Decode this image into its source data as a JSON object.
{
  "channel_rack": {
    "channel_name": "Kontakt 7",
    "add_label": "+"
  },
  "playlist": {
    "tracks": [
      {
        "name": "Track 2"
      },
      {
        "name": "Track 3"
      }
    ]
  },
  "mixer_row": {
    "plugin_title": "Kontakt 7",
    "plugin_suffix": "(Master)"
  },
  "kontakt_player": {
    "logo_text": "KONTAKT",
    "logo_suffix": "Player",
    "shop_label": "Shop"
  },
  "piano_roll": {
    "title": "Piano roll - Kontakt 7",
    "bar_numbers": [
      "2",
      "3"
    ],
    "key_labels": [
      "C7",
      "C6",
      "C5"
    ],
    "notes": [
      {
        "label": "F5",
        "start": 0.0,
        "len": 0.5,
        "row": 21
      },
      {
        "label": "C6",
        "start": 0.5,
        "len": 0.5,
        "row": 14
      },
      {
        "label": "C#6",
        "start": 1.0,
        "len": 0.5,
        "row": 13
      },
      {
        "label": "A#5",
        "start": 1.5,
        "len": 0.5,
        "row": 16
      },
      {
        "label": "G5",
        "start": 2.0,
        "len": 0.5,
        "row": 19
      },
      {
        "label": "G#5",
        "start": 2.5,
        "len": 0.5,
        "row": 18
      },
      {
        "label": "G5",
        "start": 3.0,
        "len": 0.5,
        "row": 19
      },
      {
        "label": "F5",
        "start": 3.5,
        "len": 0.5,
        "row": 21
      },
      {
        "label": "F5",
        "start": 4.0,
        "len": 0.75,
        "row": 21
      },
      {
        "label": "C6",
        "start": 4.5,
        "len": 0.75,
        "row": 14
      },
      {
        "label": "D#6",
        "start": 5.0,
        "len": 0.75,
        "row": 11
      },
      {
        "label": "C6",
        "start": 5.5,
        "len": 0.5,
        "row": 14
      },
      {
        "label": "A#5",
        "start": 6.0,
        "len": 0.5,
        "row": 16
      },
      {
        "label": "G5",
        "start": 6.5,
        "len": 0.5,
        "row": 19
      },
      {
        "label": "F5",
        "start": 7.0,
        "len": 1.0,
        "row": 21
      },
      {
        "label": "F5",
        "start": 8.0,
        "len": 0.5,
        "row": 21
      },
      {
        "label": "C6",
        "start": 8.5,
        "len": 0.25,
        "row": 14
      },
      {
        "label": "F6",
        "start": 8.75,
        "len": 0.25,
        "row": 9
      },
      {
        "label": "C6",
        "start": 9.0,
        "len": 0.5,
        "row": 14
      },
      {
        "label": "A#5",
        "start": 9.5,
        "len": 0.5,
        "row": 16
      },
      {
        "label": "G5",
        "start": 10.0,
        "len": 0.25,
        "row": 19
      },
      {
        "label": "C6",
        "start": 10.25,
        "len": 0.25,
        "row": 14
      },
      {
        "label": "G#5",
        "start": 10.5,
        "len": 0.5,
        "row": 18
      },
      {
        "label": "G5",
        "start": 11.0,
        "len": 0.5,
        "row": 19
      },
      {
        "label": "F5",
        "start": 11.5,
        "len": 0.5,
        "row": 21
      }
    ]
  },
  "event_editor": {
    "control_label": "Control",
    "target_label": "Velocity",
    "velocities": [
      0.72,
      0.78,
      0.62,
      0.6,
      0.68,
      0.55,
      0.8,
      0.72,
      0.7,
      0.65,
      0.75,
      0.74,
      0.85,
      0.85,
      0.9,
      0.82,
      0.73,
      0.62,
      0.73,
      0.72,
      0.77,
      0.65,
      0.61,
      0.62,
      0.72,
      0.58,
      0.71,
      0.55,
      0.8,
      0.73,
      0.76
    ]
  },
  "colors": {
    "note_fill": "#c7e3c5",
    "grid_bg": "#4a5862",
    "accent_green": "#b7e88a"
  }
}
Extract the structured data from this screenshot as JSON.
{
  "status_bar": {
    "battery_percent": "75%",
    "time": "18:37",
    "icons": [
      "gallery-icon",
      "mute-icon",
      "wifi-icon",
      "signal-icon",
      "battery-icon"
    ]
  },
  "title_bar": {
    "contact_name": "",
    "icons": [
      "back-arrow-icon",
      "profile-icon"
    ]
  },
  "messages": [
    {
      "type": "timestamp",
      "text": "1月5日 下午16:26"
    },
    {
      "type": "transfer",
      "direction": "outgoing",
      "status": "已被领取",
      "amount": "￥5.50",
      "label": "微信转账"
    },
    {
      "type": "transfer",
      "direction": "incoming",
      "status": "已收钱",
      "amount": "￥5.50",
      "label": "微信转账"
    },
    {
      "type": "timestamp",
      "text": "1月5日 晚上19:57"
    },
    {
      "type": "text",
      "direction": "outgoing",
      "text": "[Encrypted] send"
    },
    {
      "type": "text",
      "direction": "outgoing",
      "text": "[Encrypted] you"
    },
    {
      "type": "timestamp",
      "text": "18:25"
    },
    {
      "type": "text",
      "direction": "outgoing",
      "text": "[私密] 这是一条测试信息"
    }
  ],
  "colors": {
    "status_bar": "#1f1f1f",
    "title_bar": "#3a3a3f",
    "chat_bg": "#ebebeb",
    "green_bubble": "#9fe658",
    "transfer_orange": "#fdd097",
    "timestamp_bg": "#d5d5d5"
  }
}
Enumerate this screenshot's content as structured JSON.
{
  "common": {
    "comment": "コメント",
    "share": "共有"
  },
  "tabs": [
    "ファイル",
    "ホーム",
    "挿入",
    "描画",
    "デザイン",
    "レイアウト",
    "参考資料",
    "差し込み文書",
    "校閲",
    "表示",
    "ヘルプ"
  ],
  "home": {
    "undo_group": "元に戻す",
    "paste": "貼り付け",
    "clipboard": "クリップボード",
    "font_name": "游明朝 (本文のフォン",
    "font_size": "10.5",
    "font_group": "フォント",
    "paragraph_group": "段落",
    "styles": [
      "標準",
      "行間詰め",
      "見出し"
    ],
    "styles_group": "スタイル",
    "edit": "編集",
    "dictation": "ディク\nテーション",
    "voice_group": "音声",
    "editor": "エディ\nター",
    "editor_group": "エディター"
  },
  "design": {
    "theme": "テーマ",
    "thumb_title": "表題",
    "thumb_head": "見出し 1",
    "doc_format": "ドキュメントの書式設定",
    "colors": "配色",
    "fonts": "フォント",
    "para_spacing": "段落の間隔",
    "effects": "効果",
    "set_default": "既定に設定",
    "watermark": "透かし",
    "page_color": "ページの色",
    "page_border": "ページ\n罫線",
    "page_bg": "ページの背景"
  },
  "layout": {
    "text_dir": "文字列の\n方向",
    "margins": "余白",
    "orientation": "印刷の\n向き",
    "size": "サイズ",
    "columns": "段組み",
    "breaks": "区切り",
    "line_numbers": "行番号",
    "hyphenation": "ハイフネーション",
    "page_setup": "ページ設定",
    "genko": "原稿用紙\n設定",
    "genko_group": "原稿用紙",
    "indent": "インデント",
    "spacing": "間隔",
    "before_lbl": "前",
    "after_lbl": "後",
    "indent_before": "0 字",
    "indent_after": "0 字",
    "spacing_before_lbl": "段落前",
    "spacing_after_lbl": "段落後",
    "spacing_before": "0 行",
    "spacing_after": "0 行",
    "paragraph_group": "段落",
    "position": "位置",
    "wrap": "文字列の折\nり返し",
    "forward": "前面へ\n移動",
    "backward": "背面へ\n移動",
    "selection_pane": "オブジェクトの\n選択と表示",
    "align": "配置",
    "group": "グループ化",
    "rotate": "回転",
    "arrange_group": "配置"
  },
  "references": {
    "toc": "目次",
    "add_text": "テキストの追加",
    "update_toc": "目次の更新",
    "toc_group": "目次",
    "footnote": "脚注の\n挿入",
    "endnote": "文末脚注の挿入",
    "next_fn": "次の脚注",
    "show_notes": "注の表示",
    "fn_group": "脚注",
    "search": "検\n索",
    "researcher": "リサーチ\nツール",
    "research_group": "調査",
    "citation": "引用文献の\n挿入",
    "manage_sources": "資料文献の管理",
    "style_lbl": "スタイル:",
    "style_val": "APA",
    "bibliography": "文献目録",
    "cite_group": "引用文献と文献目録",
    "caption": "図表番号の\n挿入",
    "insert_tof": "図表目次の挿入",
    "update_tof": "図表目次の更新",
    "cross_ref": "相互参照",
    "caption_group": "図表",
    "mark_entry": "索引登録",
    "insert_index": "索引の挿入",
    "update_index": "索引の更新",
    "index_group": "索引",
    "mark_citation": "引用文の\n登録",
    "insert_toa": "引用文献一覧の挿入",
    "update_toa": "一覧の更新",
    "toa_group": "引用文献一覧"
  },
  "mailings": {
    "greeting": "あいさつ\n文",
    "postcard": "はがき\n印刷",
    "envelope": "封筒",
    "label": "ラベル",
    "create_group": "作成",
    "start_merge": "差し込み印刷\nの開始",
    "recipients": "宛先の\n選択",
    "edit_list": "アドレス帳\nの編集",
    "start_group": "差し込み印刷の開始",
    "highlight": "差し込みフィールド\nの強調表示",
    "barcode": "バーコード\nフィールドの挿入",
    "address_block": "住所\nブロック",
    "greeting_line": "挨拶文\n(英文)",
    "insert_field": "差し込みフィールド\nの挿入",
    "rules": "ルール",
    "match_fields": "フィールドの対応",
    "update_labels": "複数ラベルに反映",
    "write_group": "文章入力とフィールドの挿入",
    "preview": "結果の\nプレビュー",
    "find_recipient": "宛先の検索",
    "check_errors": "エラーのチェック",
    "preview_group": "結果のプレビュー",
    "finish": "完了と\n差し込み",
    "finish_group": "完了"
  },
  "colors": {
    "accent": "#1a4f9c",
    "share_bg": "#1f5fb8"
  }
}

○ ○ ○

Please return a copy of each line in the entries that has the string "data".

◆ SOLVED PROBLEM:
Decode this image into its source data as a JSON object.
Extract the structured data from this screenshot as JSON.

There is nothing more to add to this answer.